As the controversy surrounding the release of Army Sgt. Bowe Bergdahl grows, President Obama and his allies are launching a series of defenses attempting to blur the lines of what's actually at issue, but those defenses fall short.

One of the first arguments being made is that those questioning the details surrounding Bergdahl’s release somehow are in favor of leaving U.S. soldiers behind. This is absurd. The question isn’t whether soldiers should be left behind, but whether the price paid for securing Bergdahl’s release — letting go of five dangerous Taliban commanders — justified the deal.

Liberals spent a good part of the last decade excoriating anybody who suggested that they wanted Saddam Hussein in power or were pro-terrorist because they opposed the Iraq War, but this is exactly the same form of argument they're employing by suggesting anybody questioning the deal wants to leave soldiers behind. In other words, they're focusing on one result of the policy, without considering any of the costs. Unless liberals are going to argue that securing Bergdahl's release was worth any price -- even, say, giving nuclear weapons to the Taliban -- by their own logic, they favor leaving soldiers behind.

Another argument that Obama and his allies have been trying to make is that it's irrelevant to bring up evidence that Bergdahl was a deserter. “Regardless of circumstances, whatever those circumstances may turn out to be, we still get an American prisoner back,” Obama said. “Period. Full stop. We don't condition that.” Now, it's fair to argue that whether the prisoner exchange was a good deal or not is a separate issue from whether Bergdahl was a deserter. In other words, there's a case for bringing him back and handling evidence of desertion under American laws and procedures rather than simply letting him rot in the custody of the Taliban.

However, the argument that the nature of his service is irrelevant to the discussion was made less convincing because the White House initially attempted to turn Bergdahl's release into a public relations victory and presented Bergdahl to the American people as a national hero. Given that Obama did a Rose Garden photo op ceremony flanked by Bergdahl's parents, and given that his national security adviser, Susan Rice, declared on ABC's "This Week" that Bergdahl, “served the United States with honor and distinction” it's perfectly legitimate to highlight evidence to the contrary.

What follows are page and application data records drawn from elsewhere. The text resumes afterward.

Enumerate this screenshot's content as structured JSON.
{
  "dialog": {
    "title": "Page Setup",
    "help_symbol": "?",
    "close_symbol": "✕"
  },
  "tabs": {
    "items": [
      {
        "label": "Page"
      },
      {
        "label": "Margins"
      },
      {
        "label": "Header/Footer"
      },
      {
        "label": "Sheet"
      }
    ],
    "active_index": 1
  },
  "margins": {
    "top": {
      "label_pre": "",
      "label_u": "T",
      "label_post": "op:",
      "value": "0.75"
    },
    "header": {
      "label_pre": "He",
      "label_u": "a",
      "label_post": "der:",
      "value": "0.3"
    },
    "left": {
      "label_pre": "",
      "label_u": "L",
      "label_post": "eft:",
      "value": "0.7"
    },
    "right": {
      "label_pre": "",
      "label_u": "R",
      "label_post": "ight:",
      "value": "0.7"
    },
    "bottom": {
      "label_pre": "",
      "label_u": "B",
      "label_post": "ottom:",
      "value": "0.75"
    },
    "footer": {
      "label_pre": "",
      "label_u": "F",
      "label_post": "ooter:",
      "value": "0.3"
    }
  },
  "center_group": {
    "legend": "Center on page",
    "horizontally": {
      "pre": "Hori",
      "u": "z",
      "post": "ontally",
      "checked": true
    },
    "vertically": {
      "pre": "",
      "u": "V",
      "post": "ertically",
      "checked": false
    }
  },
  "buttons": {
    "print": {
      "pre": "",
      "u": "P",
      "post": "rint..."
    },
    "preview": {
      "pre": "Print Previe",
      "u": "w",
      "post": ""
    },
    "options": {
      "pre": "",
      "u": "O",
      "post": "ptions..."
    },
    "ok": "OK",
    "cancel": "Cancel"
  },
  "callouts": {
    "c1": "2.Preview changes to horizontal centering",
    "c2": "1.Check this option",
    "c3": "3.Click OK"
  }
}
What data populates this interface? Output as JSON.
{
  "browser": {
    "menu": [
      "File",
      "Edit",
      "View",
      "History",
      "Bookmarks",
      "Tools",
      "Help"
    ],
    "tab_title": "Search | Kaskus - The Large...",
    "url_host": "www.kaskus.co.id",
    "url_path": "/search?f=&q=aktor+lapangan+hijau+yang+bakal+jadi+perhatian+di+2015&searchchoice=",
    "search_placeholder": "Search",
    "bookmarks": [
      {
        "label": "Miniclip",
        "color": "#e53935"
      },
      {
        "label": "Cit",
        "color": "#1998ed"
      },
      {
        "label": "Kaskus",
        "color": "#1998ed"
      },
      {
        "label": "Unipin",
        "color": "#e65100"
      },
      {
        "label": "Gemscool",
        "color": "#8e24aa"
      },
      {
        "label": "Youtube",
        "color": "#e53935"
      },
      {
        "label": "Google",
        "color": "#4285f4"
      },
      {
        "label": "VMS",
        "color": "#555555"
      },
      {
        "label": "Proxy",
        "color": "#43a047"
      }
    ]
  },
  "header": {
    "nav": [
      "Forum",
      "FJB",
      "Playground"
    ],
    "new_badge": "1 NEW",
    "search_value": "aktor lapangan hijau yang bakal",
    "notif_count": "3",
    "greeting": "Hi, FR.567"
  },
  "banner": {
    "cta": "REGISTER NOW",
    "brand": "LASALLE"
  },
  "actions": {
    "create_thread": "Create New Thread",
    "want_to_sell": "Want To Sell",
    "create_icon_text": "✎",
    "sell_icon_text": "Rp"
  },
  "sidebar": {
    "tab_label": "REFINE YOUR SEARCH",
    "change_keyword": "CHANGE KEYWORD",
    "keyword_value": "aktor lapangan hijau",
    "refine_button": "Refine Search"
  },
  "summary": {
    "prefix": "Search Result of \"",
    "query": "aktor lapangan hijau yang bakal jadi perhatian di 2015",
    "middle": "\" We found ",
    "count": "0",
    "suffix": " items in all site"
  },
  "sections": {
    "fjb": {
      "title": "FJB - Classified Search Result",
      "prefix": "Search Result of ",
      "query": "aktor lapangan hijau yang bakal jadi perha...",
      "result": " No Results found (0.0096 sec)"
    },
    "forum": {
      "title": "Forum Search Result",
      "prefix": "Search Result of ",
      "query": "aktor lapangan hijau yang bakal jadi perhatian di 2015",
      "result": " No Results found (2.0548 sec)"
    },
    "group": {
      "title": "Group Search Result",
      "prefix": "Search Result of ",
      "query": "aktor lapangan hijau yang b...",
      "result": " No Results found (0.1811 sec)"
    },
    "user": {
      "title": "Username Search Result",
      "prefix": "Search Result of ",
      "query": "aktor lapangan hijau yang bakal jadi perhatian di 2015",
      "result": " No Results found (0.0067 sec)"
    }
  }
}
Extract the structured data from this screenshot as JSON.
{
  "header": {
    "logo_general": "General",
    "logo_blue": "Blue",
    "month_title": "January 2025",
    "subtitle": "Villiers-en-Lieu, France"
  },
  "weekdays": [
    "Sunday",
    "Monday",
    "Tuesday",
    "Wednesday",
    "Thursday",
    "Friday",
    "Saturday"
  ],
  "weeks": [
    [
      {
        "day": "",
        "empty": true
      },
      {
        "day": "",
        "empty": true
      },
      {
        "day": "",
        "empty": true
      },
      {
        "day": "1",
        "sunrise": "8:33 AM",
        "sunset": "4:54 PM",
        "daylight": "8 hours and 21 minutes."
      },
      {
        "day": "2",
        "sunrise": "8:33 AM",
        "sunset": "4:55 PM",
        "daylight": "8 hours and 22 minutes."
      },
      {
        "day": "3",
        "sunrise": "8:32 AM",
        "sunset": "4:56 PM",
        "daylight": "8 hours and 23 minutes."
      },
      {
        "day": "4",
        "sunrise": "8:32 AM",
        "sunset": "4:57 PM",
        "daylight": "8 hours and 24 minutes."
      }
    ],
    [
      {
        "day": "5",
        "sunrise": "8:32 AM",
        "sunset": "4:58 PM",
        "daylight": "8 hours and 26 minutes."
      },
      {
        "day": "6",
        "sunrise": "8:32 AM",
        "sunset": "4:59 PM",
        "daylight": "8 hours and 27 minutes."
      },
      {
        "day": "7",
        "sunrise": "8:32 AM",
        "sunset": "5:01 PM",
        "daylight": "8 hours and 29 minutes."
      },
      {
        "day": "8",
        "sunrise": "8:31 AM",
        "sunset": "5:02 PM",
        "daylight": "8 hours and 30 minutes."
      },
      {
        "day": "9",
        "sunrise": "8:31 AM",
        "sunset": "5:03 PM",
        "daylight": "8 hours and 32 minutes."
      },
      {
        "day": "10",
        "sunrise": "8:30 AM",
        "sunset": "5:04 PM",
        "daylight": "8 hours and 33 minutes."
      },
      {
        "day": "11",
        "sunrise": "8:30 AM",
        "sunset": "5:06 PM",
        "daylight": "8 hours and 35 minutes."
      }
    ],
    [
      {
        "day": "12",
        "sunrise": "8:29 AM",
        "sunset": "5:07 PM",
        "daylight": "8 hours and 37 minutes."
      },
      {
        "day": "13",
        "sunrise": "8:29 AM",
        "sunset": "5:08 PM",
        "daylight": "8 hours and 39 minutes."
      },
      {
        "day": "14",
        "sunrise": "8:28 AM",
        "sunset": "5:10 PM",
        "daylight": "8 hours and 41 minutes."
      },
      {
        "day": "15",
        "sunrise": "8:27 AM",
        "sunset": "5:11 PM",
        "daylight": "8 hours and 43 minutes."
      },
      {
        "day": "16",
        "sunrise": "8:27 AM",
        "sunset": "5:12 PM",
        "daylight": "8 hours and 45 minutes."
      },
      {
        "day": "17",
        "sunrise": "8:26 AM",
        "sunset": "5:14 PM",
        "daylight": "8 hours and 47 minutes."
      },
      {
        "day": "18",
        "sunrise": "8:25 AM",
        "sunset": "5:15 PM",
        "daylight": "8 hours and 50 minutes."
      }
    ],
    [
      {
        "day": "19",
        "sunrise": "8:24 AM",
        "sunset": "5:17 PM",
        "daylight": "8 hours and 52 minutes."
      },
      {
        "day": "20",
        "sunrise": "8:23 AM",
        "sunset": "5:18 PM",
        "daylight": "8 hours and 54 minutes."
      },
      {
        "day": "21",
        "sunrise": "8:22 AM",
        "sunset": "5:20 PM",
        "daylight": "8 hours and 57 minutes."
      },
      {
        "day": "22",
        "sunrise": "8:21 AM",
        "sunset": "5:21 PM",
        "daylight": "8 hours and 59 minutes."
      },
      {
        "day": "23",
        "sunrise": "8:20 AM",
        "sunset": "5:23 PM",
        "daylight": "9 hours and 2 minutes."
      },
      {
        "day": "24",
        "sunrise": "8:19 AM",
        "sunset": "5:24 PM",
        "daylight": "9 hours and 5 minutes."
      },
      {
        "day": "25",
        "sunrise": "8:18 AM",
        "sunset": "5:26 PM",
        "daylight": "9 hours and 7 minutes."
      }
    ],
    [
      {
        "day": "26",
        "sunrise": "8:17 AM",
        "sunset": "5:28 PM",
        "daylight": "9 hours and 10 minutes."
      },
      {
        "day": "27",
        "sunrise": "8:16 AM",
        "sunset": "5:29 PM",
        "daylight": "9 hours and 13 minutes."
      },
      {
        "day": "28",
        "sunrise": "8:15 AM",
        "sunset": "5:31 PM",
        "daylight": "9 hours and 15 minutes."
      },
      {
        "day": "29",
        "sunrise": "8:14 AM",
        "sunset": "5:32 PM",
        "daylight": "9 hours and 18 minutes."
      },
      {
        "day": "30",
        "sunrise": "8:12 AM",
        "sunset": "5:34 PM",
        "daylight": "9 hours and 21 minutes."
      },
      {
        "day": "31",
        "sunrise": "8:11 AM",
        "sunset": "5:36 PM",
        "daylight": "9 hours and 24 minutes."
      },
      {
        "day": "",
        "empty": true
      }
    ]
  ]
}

These issues are separate, still, from whether Obama violated the law by not providing 30 days notice to Congress.